Where to focus a business leader’s attention when it comes to creating a strategic plan for future success?
For most of my career, I have been very comfortable with the model illustrated below.
The Four Elements of Success model illustrates the connection of Sustainable Customer Value, which is created through the intersection of process improvements and aligned and talented people.
Strategic Direction is accomplished by the creation of a Strategic Framework as shown below. It has the virtues of tying together Vision, Pillars of Success, Strategic Objectives, Measures (dashboard) and Key Initiatives.
I am convinced that a focus on improving our most important processes yields tremendous gains, whether it’s for the purpose of improving our cost competitiveness or the delivery of value to our customers.
As a facilitator, I have watched up close the power of giving employees the tools to map their processes, brainstorm ways to improve them, deciding on the best options, and then carrying out the improvements.

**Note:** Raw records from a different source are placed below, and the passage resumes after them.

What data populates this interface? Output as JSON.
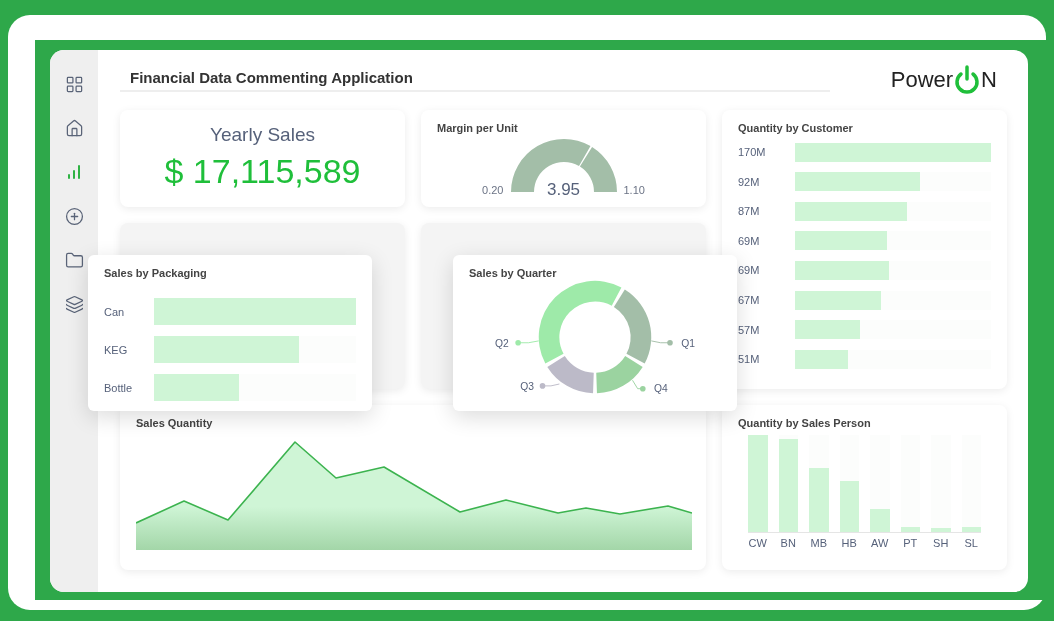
{
  "sidebar": {
    "items": [
      {
        "kind": "grid",
        "selected": false
      },
      {
        "kind": "home",
        "selected": false
      },
      {
        "kind": "chart",
        "selected": true
      },
      {
        "kind": "add",
        "selected": false
      },
      {
        "kind": "folder",
        "selected": false
      },
      {
        "kind": "layers",
        "selected": false
      }
    ]
  },
  "header": {
    "title": "Financial Data Commenting Application",
    "logo_before": "Power",
    "logo_after": "N"
  },
  "yearly_sales": {
    "title": "Yearly Sales",
    "value": "$ 17,115,589"
  },
  "margin_per_unit": {
    "title": "Margin per Unit",
    "min": "0.20",
    "value": "3.95",
    "max": "1.10"
  },
  "quantity_by_customer": {
    "title": "Quantity by Customer",
    "bars": [
      {
        "label": "170M",
        "level": 1
      },
      {
        "label": "92M",
        "level": 0.64
      },
      {
        "label": "87M",
        "level": 0.57
      },
      {
        "label": "69M",
        "level": 0.47
      },
      {
        "label": "69M",
        "level": 0.48
      },
      {
        "label": "67M",
        "level": 0.44
      },
      {
        "label": "57M",
        "level": 0.33
      },
      {
        "label": "51M",
        "level": 0.27
      }
    ]
  },
  "sales_by_packaging": {
    "title": "Sales by Packaging",
    "bars": [
      {
        "label": "Can",
        "level": 1
      },
      {
        "label": "KEG",
        "level": 0.72
      },
      {
        "label": "Bottle",
        "level": 0.42
      }
    ]
  },
  "sales_by_quarter": {
    "title": "Sales by Quarter",
    "slices": [
      {
        "label": "Q1",
        "color": "#a3bea8"
      },
      {
        "label": "Q4",
        "color": "#9bd3a0"
      },
      {
        "label": "Q3",
        "color": "#bcbac8"
      },
      {
        "label": "Q2",
        "color": "#9eeaa9"
      }
    ]
  },
  "sales_quantity": {
    "title": "Sales Quantity"
  },
  "quantity_by_sales_person": {
    "title": "Quantity by Sales Person",
    "bars": [
      {
        "label": "CW",
        "level": 1
      },
      {
        "label": "BN",
        "level": 0.96
      },
      {
        "label": "MB",
        "level": 0.66
      },
      {
        "label": "HB",
        "level": 0.53
      },
      {
        "label": "AW",
        "level": 0.24
      },
      {
        "label": "PT",
        "level": 0.05
      },
      {
        "label": "SH",
        "level": 0.04
      },
      {
        "label": "SL",
        "level": 0.05
      }
    ]
  }
}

So, for me, it remains true that we need to set the strategic direction, fix the vital processes that are necessary to our success and equip our people with the skills and resources to succeed.
Because our strategic planning consulting is driven by models, I have tried to introduce other visual ways to analyse organizations, with the view to providing power to all employees to provide productive insights. One thing that I have rejected has been the idea of incorporating the idea of structure into the model.
The structure has too often meant looking at the org chart. In my experience, playing around with the organizational structure has almost always become synonymous with creating organizational paralysis, leading to leadership failure. We have created a video with a humorous take on this subject, entitled, The Morale is Going Downs at www.hewatstrategic.com/videos/.
How we see the world affects how we operate in the world. If we examine the organization through the lens of processes, we will likely take actions a lot differently than if we view the organization through the lens of an organizational chart or even the organizational functions (sales, production, accounting, HR etc.) We do not want to diagnose problems in a way that introduces counterproductive solutions.
That is why I have been excited by the Business Model Canvas, which was created by Alexander Osterwalder and Yves Pigneur. The canvas shown below describes in a visual manner how an organization creates, delivers and captures value.
I am particularly pleased that the canvas does not lead anyone towards an outcome, it simply provides the context for a discussion about how we might be able to find smarter ways to get things done. It provides seven categories or aspects of operating the business, as well as the resulting revenues and cost implications of doing so.
We use the Business Model Canvas in our strategy planning with clients because it enhances our ability to facilitate discussions, without taking the clients down a rat hole.
Given that the title of this article was process or structure? What’s the answer? This strategic planning facilitator strongly believes that process remains the lens to both create and/or fix things. The Business Model Canvas helps us to locate where the changes should occur.